The case of a transgender man whose pregnancy was recognized too belatedly, resulting in a stillbirth, highlights the need for additional training for health care workers on how to treat trans patients, according to a new article in The New England Journal of Medicine.
“The point is not what’s happened to this particular individual, but this is an example of what happens to transgender people interacting with the health care system,” the lead author, Dr. Daphna Stroumsa of the University of Michigan, Ann Arbor, told the Associated Press.
The 32-year-old man, whose name and location were not revealed, was admitted to a hospital for treatment of severe abdominal pains, the AP reports. A nurse thought he was simply obese, not initially considering the possibility of pregnancy because his medical records classified him as male and he had a masculine appearance. But he did tell the nurse he was transgender. He had quit taking testosterone, which can suppress ovulation, because he had lost his health insurance.

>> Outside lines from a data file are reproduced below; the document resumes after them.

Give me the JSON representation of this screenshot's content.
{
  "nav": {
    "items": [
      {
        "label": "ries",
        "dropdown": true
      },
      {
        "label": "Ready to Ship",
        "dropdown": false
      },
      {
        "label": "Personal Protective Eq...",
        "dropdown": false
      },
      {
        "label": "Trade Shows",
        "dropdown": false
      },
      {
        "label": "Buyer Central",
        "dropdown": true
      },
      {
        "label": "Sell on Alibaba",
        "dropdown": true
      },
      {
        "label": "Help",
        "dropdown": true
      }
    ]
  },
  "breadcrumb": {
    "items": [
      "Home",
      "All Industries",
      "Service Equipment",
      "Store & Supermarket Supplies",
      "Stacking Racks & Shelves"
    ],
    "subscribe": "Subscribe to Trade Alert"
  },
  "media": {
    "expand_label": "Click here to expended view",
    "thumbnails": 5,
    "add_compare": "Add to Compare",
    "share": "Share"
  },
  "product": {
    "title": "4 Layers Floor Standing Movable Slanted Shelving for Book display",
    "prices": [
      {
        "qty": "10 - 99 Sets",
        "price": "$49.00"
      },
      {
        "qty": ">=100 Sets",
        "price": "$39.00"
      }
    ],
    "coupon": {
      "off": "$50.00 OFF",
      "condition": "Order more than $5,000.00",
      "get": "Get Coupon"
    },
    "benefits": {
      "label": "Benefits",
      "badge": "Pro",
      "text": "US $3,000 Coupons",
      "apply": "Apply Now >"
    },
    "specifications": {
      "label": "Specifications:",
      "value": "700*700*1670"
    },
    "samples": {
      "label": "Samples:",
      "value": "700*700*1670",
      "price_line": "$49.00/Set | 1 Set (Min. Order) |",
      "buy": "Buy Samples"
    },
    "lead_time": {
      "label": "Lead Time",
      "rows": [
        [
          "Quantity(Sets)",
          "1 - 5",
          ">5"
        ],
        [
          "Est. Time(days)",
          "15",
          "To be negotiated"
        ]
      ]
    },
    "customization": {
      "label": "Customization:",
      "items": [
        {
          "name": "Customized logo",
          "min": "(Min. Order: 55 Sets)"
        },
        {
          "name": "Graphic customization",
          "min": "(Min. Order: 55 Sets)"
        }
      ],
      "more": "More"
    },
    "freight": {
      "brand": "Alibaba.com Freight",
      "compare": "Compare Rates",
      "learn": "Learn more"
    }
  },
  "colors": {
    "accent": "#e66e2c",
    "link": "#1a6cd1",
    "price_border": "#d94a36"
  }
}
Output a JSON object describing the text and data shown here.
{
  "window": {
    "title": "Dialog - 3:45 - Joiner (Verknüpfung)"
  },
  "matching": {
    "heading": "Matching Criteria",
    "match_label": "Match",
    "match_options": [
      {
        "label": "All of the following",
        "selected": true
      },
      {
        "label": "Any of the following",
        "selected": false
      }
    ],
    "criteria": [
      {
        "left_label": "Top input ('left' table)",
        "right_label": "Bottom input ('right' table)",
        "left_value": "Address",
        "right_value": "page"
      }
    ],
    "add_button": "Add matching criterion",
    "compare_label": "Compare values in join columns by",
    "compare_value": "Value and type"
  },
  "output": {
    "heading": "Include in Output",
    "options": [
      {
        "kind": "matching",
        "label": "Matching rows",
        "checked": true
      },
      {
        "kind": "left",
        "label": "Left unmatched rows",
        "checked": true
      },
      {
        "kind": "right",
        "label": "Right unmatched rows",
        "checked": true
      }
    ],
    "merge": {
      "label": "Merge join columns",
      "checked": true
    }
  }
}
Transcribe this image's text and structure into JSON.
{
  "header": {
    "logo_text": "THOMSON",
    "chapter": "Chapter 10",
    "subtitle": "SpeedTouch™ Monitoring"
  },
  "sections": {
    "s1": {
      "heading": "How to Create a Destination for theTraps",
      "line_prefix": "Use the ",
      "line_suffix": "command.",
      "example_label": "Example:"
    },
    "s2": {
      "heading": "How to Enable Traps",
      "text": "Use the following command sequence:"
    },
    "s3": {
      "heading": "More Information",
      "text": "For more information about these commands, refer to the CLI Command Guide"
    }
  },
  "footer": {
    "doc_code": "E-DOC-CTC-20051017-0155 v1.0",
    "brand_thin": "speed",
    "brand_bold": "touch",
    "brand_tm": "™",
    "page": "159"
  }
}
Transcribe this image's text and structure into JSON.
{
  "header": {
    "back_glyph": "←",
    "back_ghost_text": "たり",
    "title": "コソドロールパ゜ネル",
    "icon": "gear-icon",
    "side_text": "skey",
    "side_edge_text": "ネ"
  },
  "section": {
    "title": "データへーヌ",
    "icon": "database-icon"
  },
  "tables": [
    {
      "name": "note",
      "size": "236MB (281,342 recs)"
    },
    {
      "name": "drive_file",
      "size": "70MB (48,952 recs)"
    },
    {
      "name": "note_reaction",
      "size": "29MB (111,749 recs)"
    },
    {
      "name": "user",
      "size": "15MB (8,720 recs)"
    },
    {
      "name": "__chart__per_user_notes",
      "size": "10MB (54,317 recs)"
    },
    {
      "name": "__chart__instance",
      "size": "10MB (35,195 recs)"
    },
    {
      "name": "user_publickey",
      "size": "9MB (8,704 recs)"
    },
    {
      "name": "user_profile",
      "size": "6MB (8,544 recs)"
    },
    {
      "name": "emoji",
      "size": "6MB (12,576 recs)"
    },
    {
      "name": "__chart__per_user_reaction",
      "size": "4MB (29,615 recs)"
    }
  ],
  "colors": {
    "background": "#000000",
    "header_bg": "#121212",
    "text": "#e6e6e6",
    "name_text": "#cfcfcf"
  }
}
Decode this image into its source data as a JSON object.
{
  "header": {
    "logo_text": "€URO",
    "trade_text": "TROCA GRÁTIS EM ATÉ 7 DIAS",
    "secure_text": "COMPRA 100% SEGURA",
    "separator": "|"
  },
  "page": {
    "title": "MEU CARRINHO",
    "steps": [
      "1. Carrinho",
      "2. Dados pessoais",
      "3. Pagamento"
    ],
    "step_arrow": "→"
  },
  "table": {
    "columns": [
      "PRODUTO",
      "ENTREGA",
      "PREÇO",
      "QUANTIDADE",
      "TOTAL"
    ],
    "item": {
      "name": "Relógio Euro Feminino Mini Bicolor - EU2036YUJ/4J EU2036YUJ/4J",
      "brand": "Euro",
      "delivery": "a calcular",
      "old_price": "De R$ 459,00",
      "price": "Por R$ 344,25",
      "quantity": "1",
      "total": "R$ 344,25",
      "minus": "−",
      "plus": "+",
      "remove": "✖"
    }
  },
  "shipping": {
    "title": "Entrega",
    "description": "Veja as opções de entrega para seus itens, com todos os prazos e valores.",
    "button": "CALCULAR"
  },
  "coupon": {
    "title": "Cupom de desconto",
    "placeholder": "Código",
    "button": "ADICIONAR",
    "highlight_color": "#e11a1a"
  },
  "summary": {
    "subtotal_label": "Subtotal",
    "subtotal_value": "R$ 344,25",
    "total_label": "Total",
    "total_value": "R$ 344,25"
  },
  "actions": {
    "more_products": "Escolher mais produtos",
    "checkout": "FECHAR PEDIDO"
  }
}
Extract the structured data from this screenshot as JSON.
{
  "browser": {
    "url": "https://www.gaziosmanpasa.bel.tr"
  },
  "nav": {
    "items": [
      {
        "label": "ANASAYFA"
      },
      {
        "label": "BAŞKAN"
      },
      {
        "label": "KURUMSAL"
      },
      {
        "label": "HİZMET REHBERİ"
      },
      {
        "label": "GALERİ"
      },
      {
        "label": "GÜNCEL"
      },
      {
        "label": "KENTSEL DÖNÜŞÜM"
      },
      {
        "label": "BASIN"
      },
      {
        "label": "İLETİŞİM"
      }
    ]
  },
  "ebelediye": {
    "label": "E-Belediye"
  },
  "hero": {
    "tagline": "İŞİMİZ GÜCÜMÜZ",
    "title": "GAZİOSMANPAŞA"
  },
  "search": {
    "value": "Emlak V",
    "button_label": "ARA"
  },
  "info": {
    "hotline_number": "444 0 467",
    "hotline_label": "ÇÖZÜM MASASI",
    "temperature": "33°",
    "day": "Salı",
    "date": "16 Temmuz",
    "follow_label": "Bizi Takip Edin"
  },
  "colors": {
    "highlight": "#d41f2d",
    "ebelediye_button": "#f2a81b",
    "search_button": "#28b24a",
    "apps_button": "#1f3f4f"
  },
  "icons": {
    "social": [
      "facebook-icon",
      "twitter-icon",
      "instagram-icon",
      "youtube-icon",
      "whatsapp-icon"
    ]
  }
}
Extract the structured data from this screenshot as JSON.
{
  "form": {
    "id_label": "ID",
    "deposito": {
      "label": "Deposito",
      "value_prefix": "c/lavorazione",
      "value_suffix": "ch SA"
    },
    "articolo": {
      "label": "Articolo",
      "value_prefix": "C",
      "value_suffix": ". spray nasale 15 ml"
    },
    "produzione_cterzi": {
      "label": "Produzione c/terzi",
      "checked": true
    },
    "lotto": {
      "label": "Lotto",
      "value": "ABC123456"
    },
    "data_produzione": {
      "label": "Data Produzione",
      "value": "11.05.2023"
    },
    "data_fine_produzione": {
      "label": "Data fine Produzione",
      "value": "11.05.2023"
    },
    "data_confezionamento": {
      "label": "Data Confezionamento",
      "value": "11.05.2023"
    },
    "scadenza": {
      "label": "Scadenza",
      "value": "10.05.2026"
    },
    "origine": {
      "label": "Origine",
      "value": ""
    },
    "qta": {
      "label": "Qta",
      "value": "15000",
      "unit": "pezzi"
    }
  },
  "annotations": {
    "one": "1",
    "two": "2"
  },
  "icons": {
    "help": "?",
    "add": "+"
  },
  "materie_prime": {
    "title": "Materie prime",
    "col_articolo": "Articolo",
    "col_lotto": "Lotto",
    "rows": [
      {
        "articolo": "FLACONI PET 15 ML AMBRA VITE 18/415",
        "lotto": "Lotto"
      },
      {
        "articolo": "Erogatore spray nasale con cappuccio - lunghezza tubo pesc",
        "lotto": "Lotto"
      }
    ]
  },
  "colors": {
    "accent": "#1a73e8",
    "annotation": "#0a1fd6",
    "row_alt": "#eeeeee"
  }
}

After some further examination, a pregnancy test was ordered, but the hospital personnel still did not consider his situation an urgent matter.
After the test confirmed his pregnancy, a doctor ordered an emergency cesarean section because part of the umbilical cord had entered the birth canal. A fetal heartbeat had shown up on an ultrasound exam, but once the man was in surgery, none could be detected. The child was stillborn.
A patient identified as female who had symptoms similar to the man’s “would almost surely have been triaged and evaluated more urgently for pregnancy-related problems,” the article’s authors wrote.
“It’s a very upsetting incident, it’s a tragic outcome,” Dr. Tamara Wexler, a hormone specialist at New York University’s Langone Medical Center, told the AP.
“Medical training should include exposure to transgender patients,” she added, noted that personnel already practicing can learn from their trans clients.
Nic Rider, a transgender health specialist and psychologist at the University of Minnesota, said health care workers need to overcome “implicit biases.” Classifying patients as male or female “doesn’t mean that we just throw out critical thinking or think about how humans are diverse,” Rider told the news service.
Gillian Branstetter, spokeswoman for the National Center for Transgender Equality, called the case “not terribly surprising,” given medical personnel’s lack of awareness about transgender health matters. The situation must be addressed because “the consequences can be so dire,” she told the AP.
The New England Journal article is available here to subscribers and those who register for limited access.